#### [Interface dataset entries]
-------------------------
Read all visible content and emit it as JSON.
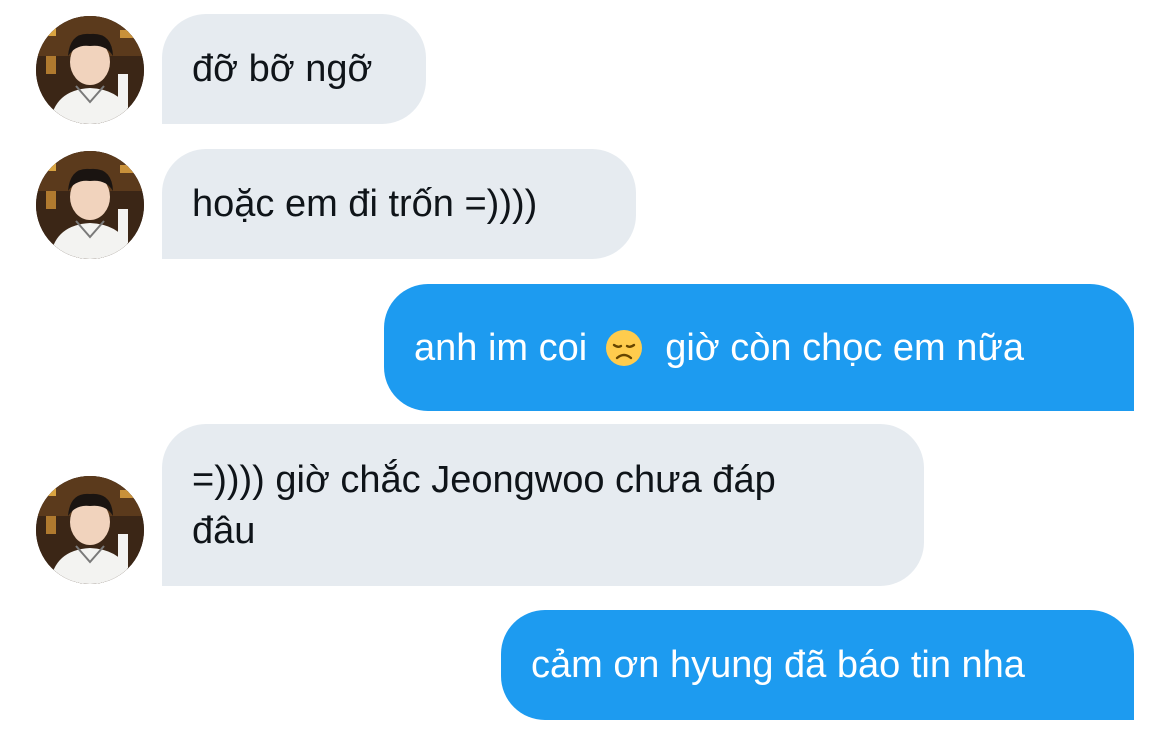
{
  "messages": [
    {
      "side": "received",
      "text": "đỡ bỡ ngỡ"
    },
    {
      "side": "received",
      "text": "hoặc em đi trốn =))))"
    },
    {
      "side": "sent",
      "text_before": "anh im coi",
      "emoji": "disappointed-face-emoji",
      "text_after": "giờ còn chọc em nữa"
    },
    {
      "side": "received",
      "line1": "=)))) giờ chắc Jeongwoo chưa đáp",
      "line2": "đâu"
    },
    {
      "side": "sent",
      "text": "cảm ơn hyung đã báo tin nha"
    }
  ],
  "colors": {
    "received_bubble": "#e6ebf0",
    "sent_bubble": "#1d9bf0",
    "received_text": "#0f1419",
    "sent_text": "#ffffff"
  }
}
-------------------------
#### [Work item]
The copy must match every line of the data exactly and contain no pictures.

#### [Your solution]
Read all visible content and emit it as JSON.
{
  "messages": [
    {
      "side": "received",
      "text": "đỡ bỡ ngỡ"
    },
    {
      "side": "received",
      "text": "hoặc em đi trốn =))))"
    },
    {
      "side": "sent",
      "text_before": "anh im coi",
      "emoji": "disappointed-face-emoji",
      "text_after": "giờ còn chọc em nữa"
    },
    {
      "side": "received",
      "line1": "=)))) giờ chắc Jeongwoo chưa đáp",
      "line2": "đâu"
    },
    {
      "side": "sent",
      "text": "cảm ơn hyung đã báo tin nha"
    }
  ],
  "colors": {
    "received_bubble": "#e6ebf0",
    "sent_bubble": "#1d9bf0",
    "received_text": "#0f1419",
    "sent_text": "#ffffff"
  }
}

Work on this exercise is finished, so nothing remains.